Landon in The Literary Gazette 1824/Romance

From Wikisource
Jump to navigation Jump to search
For works with similar titles, see Romance.
For works with similar titles, see Fragment (Letitia Elizabeth Landon).

Literary Gazette, 7th February, 1824, Page 91

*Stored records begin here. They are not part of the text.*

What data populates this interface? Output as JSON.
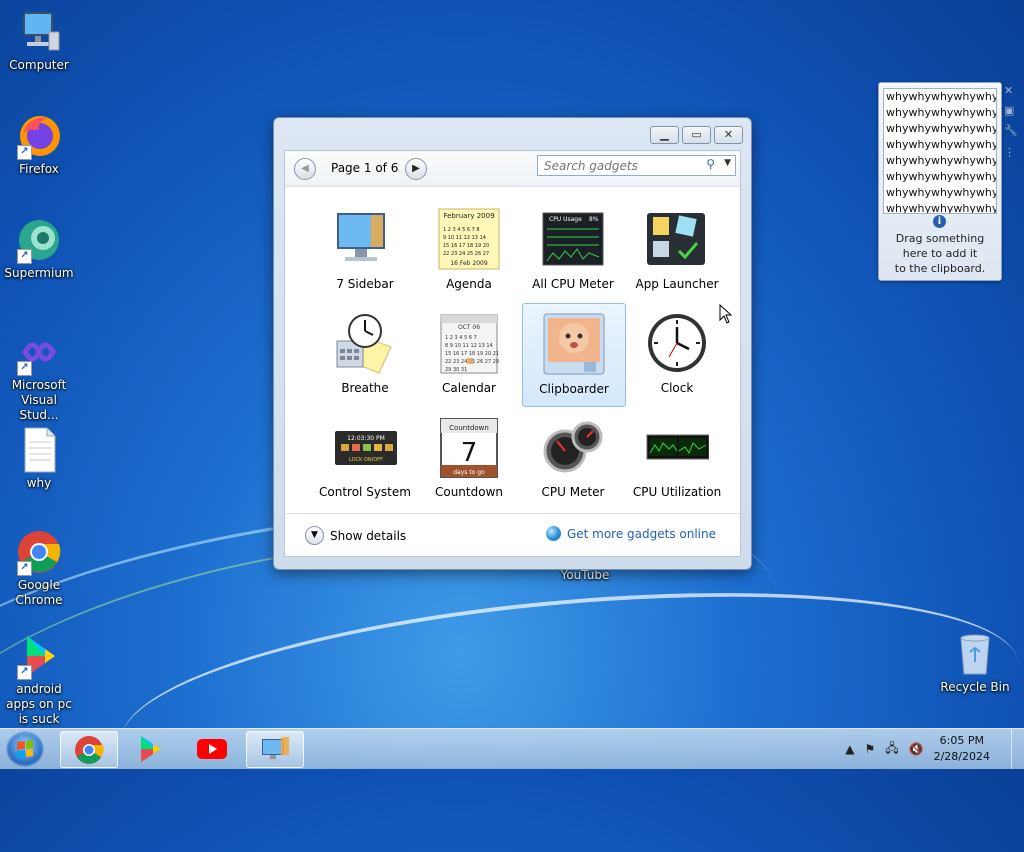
{
  "desktop": {
    "icons": [
      {
        "label": "Computer"
      },
      {
        "label": "Firefox"
      },
      {
        "label": "Supermium"
      },
      {
        "label": "Microsoft Visual Stud..."
      },
      {
        "label": "why"
      },
      {
        "label": "Google Chrome"
      },
      {
        "label": "android apps on pc is suck"
      },
      {
        "label": "YouTube"
      },
      {
        "label": "Recycle Bin"
      }
    ]
  },
  "gadget_window": {
    "page_label": "Page 1 of 6",
    "search_placeholder": "Search gadgets",
    "gadgets": [
      {
        "label": "7 Sidebar"
      },
      {
        "label": "Agenda"
      },
      {
        "label": "All CPU Meter"
      },
      {
        "label": "App Launcher"
      },
      {
        "label": "Breathe"
      },
      {
        "label": "Calendar"
      },
      {
        "label": "Clipboarder"
      },
      {
        "label": "Clock"
      },
      {
        "label": "Control System"
      },
      {
        "label": "Countdown"
      },
      {
        "label": "CPU Meter"
      },
      {
        "label": "CPU Utilization"
      }
    ],
    "show_details": "Show details",
    "get_more": "Get more gadgets online",
    "thumb_text": {
      "agenda_month": "February 2009",
      "agenda_footer": "16 Feb 2009",
      "cpu_usage_title": "CPU Usage",
      "cpu_usage_pct": "8%",
      "calendar_month": "OCT 06",
      "control_time": "12:03:30 PM",
      "control_lock": "LOCK ON/OFF",
      "countdown_title": "Countdown",
      "countdown_num": "7",
      "countdown_sub": "days to go"
    }
  },
  "clipboarder_widget": {
    "lines": [
      "whywhywhywhywhy",
      "whywhywhywhywhy",
      "whywhywhywhywhy",
      "whywhywhywhywhy",
      "whywhywhywhywhy",
      "whywhywhywhywhy",
      "whywhywhywhywhy",
      "whywhywhywhywhy"
    ],
    "message": [
      "Drag something",
      "here to add it",
      "to the clipboard."
    ]
  },
  "taskbar": {
    "time": "6:05 PM",
    "date": "2/28/2024"
  }
}
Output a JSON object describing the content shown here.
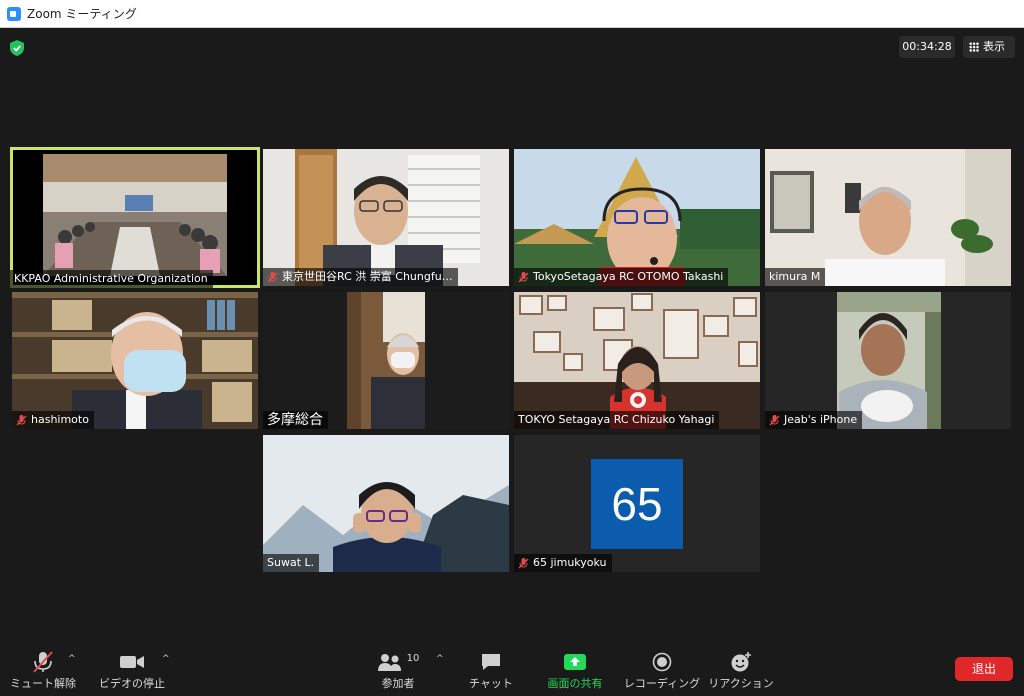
{
  "window": {
    "title": "Zoom ミーティング"
  },
  "top_bar": {
    "timer": "00:34:28",
    "view_label": "表示"
  },
  "participants": [
    {
      "name": "KKPAO Administrative Organization",
      "muted": false,
      "active_speaker": true
    },
    {
      "name": "東京世田谷RC 洪 崇富 Chungfu…",
      "muted": true
    },
    {
      "name": "TokyoSetagaya RC OTOMO Takashi",
      "muted": true
    },
    {
      "name": "kimura M",
      "muted": false
    },
    {
      "name": "hashimoto",
      "muted": true
    },
    {
      "name": "多摩総合",
      "muted": false
    },
    {
      "name": "TOKYO Setagaya RC Chizuko Yahagi",
      "muted": false
    },
    {
      "name": "Jeab's iPhone",
      "muted": true
    },
    {
      "name": "Suwat L.",
      "muted": false
    },
    {
      "name": "65 jimukyoku",
      "muted": true,
      "avatar_text": "65",
      "avatar_color": "#0b5cad"
    }
  ],
  "toolbar": {
    "unmute_label": "ミュート解除",
    "video_label": "ビデオの停止",
    "participants_label": "参加者",
    "participants_count": "10",
    "chat_label": "チャット",
    "share_label": "画面の共有",
    "record_label": "レコーディング",
    "reaction_label": "リアクション",
    "leave_label": "退出"
  },
  "colors": {
    "share_green": "#23d959",
    "leave_red": "#e02828",
    "active_border": "#c8e66b"
  }
}
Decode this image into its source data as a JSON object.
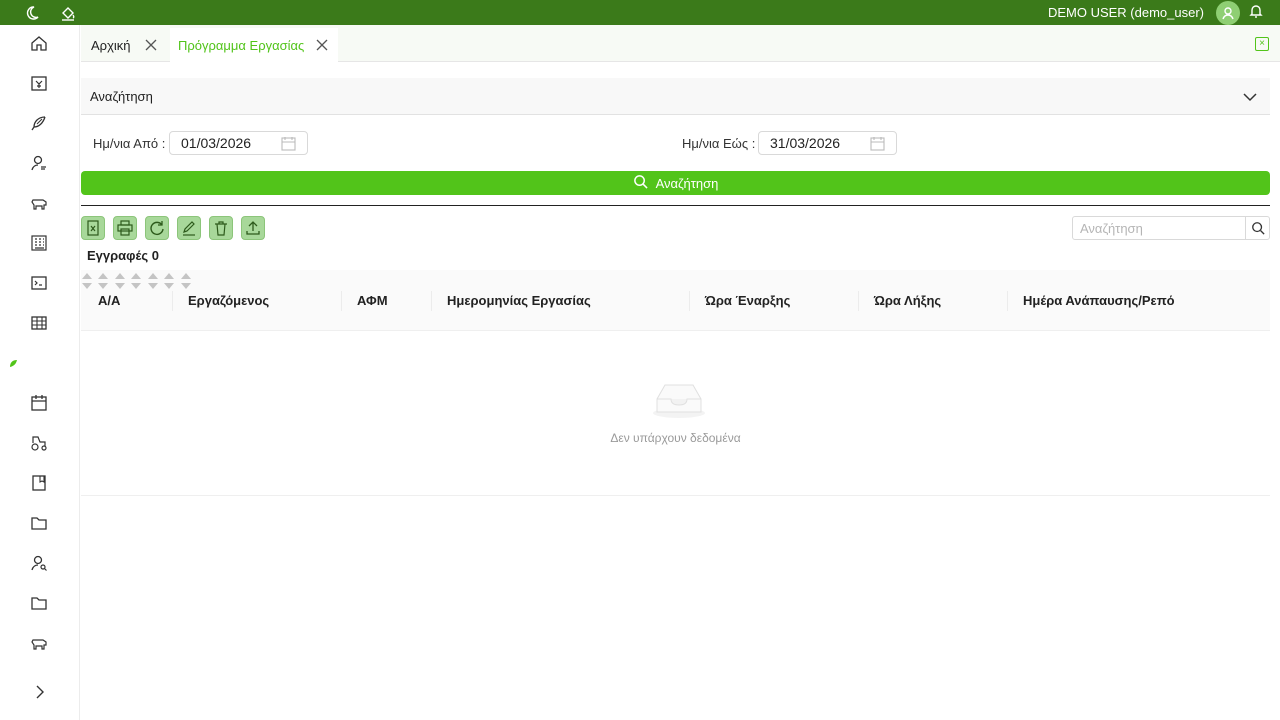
{
  "topbar": {
    "user_label": "DEMO USER (demo_user)",
    "icons": [
      "moon-icon",
      "paint-bucket-icon",
      "avatar-icon",
      "bell-icon"
    ],
    "background": "#3b7a1a"
  },
  "sidebar": {
    "items": [
      {
        "icon": "home-icon"
      },
      {
        "icon": "calendar-yen-icon"
      },
      {
        "icon": "feather-icon"
      },
      {
        "icon": "user-search-icon"
      },
      {
        "icon": "cattle-icon"
      },
      {
        "icon": "building-icon"
      },
      {
        "icon": "terminal-icon"
      },
      {
        "icon": "table-icon"
      },
      {
        "icon": "leaf-icon"
      },
      {
        "icon": "calendar-icon"
      },
      {
        "icon": "tractor-icon"
      },
      {
        "icon": "book-icon"
      },
      {
        "icon": "folder-icon"
      },
      {
        "icon": "users-search-icon"
      },
      {
        "icon": "folder-icon"
      },
      {
        "icon": "cattle-icon"
      }
    ],
    "expand_icon": "chevron-right-icon"
  },
  "tabs": [
    {
      "label": "Αρχική",
      "active": false
    },
    {
      "label": "Πρόγραμμα Εργασίας",
      "active": true
    }
  ],
  "search_panel": {
    "title": "Αναζήτηση",
    "date_from_label": "Ημ/νια Από :",
    "date_from_value": "01/03/2026",
    "date_to_label": "Ημ/νια Εώς :",
    "date_to_value": "31/03/2026",
    "search_button_label": "Αναζήτηση"
  },
  "toolbar": {
    "buttons": [
      "excel-icon",
      "print-icon",
      "refresh-icon",
      "edit-icon",
      "delete-icon",
      "upload-icon"
    ],
    "search_placeholder": "Αναζήτηση"
  },
  "records_label": "Εγγραφές 0",
  "table": {
    "columns": [
      "Α/Α",
      "Εργαζόμενος",
      "ΑΦΜ",
      "Ημερομηνίας Εργασίας",
      "Ώρα Έναρξης",
      "Ώρα Λήξης",
      "Ημέρα Ανάπαυσης/Ρεπό"
    ],
    "rows": [],
    "empty_text": "Δεν υπάρχουν δεδομένα"
  },
  "colors": {
    "accent": "#52c41a",
    "header_green": "#3b7a1a",
    "tool_button": "#a8d89a"
  }
}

Maiden, listen! thy hunter's horn—
Thrice has the wind its echo borne;
Should not this our moment of meeting be?
Hast thou no answer, maiden, for me?
    Ah, yes, I can hear thy silvery feet,
Like the lute's music, light and sweet;
Soft on the air comes the breath of thy sigh,
As the odours that tell when the Spring hours are nigh.
Invisible, still I should feel thou wert near,
Be conscious that something was by me most dear.
Oh, haste thee, beloved, I've built thee a bower,
Not like the halls of thy father's tower—
Where the banners are sweeping o'er helm and o'er plume,
And crimson and gold clothe each stately room—
Where censers are burning with incense and light—
Where winecups of silver are foaming and bright—
Where an hundred minstrels sing thee to sleep—
While an hundred knights watch o'er those slumbers keep—
But my bower is built by an old oak tree,
With an ivy and woodbine canopy;
And the turf beneath is thickly set
With primrose, lily, and violet.
The nightingale, love, shall thy minstrel be;
And my two dark hounds shall be guards for thee;
And for crystal vases of eastern perfume,
The wild rose in the freshness of morning shall bloom;
And more than all, thou shalt have for thy slave
A heart that will beat for thee till in the grave.